> **Task description**: The answer must consist of every line in the data that contains "this".

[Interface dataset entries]
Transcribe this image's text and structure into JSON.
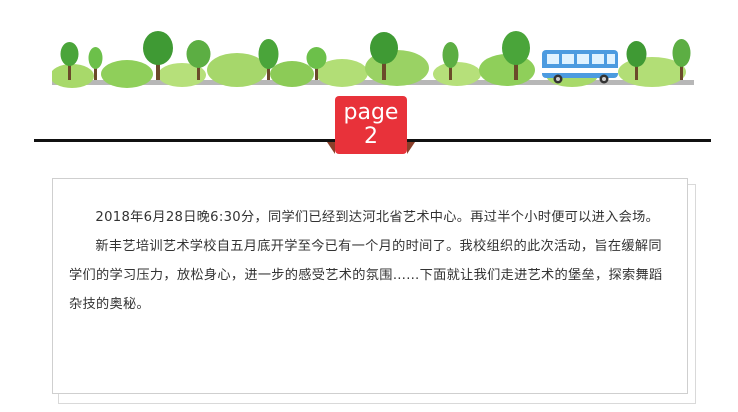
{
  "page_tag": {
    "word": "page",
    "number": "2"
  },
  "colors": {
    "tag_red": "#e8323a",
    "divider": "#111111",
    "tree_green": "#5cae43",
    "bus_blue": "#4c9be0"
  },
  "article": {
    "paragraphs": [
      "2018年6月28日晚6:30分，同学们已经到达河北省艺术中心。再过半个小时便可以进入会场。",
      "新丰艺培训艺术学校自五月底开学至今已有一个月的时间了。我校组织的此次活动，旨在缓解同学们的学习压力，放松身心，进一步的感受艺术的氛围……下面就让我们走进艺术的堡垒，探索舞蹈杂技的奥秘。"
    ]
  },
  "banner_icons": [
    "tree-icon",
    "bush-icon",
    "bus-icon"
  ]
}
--
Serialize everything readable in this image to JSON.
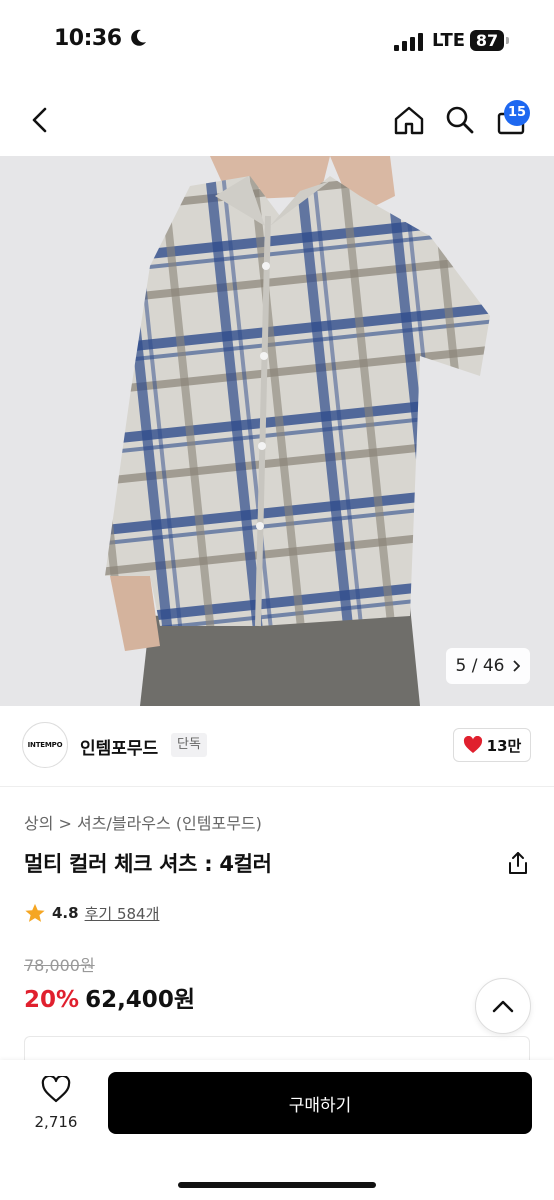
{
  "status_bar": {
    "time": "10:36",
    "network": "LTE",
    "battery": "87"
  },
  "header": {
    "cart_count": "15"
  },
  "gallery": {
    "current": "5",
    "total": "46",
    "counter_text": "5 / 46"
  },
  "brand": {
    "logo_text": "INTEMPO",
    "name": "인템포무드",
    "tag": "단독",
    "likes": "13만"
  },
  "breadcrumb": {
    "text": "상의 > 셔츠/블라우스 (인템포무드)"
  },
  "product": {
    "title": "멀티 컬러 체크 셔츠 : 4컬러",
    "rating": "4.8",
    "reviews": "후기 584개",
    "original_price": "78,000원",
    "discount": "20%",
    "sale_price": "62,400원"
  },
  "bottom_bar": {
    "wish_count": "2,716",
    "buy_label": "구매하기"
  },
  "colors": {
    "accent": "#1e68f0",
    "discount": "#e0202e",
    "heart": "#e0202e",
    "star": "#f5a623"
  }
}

> **Result of the exercise**:
Transcribe this image's text and structure into JSON.
Serialize everything readable in this image to JSON.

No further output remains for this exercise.